The University of Arizona alumnus saw an opportunity for a business that put all the tools necessary for workers to cooperate from disparate locations in one place. Services include a private, encrypted workplace, 100 Gigabytes of storage and sharing and web conferences for up to 200 people, not to mention an aggregated calendar. It also offers a “bird’s eye view” feature as a way to keep track of status updates and clients.
YourOfficeAnywhere.com is both a web and mobile app, and it uses encryption on par with financial services companies and defense contractors. “Our chief technology officer works for a defense contractor,” Hartwig said by way of emphasizing the seriousness with which he views security.
Although Tucson may at first seem an inauspicious place to launch a tech company, Hartwig said he intends to stay. “We’ve found incredible talent here,” he said. “We would like to remain in Tucson.”
To access an audience outside of the Old Pueblo, Hartwig and his team have relied on revenue-sharing deals that allow YourOfficeAnywhere.com to make use of the marketing channels of large associations such as the National Association of Wholesalers, which has 32,000 members.
With an increasing number of people working from home, Hartwig’s strategy seems timely.
The TucsonCitizen.com presence is expanding. Check us out now on Foursquare, as well as Instagram. This weekend we’ll be posting photos of life in the Tucson Festival of Books booth on Instagram, tweeting the day’s activities using the hashtag #tcbooks and checking in from the various festival workshops. Check in with us to get the inside scoop on one of Tucson’s great events. We hope to see you there. (In you miss us, check the site at the end of the day for a Storify recap of the festival of books as told by Tucsonans using social media.)
The reasons for bloggers to use social media are many, but here are some key points as I see them.
1. To connect directly with your readers. Most of us write to communicate with other people. Isn’t direct contact with people who have read your writing and want to respond to it a good thing? Perhaps the conversation will push that idea at the root of your blog post further. Perhaps even more ideas will result.
2. To build community. Many bloggers choose a subject because they are passionate about it. (There’s not much money in it, after all.) Passion is often related to a desire for change, and that change is often easier to effect by a group than by an individual. Social media helps put us in touch with like-minded people.

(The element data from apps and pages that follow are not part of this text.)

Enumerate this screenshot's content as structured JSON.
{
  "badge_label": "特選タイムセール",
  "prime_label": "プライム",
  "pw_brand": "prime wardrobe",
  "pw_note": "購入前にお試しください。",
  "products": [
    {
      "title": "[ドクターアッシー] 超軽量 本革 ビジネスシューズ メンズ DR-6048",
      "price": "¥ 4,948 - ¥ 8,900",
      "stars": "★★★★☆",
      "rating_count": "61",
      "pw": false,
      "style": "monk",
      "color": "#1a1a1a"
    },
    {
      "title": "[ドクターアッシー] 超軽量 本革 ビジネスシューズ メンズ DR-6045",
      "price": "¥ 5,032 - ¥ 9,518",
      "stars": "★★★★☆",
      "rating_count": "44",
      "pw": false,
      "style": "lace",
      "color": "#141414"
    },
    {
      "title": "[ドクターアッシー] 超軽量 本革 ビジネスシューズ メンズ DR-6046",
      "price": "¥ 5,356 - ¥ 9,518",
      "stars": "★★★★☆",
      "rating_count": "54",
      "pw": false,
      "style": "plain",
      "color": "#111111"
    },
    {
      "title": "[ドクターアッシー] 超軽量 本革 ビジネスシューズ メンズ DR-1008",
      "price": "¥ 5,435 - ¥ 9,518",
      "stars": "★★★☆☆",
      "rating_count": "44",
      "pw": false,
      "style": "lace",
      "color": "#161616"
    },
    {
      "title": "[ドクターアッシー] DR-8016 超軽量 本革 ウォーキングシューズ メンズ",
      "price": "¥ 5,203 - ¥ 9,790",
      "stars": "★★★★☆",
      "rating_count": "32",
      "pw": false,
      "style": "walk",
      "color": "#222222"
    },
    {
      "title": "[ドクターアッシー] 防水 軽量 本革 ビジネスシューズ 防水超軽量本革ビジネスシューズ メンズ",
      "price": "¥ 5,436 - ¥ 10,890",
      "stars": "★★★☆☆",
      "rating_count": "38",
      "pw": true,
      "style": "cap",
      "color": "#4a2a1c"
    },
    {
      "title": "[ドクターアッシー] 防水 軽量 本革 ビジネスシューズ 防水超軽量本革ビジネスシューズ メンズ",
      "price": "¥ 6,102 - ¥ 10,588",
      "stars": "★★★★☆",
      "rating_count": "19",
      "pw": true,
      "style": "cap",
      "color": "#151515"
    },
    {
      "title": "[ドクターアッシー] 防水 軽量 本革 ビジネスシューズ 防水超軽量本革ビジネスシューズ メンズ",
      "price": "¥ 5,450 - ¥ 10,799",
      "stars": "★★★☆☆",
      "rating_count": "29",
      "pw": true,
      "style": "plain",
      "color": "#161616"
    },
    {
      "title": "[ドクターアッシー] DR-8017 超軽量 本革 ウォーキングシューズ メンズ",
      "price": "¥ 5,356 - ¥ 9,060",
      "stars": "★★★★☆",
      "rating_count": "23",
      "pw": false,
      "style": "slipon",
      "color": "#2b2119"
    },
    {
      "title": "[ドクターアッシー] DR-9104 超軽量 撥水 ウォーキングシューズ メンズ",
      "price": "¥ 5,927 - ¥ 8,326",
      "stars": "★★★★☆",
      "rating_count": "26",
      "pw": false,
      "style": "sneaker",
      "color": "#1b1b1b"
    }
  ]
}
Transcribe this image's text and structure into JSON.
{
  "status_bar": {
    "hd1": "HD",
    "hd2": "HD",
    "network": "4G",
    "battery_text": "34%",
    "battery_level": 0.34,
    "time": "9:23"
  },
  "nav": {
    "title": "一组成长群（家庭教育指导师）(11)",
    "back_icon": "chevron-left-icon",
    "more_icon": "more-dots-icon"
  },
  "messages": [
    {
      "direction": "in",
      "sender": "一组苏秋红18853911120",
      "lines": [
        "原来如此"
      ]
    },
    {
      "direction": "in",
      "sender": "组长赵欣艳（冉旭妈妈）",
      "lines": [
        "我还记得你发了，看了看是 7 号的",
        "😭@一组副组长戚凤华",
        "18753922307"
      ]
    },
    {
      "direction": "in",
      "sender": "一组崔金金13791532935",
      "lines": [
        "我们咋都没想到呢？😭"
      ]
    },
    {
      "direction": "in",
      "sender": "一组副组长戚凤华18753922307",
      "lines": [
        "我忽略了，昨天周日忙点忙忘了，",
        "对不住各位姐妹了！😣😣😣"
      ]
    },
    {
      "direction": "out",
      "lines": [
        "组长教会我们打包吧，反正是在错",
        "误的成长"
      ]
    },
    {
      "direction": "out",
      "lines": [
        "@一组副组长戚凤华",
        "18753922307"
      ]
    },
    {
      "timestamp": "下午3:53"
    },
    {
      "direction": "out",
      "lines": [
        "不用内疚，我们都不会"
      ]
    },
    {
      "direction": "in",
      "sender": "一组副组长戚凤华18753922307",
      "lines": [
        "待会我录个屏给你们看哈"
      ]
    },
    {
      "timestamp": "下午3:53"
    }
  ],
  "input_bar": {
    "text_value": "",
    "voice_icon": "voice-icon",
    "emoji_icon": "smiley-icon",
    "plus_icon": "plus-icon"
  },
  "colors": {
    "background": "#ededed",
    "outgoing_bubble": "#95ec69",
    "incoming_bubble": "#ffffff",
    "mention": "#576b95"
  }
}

Sometimes those people are influential – online and/or off – people you may not have direct access to otherwise.
3. To ensure that potential readers can find your work. Search engine optimization has been the name of the game in getting readers to Web sites, but the algorithm being optimized is in constant flux. Social media are increasingly being factored into the formula for determining search results. Plus, broadcasting on more than one channel is not a bad idea. Why not send party invitations to more than one address?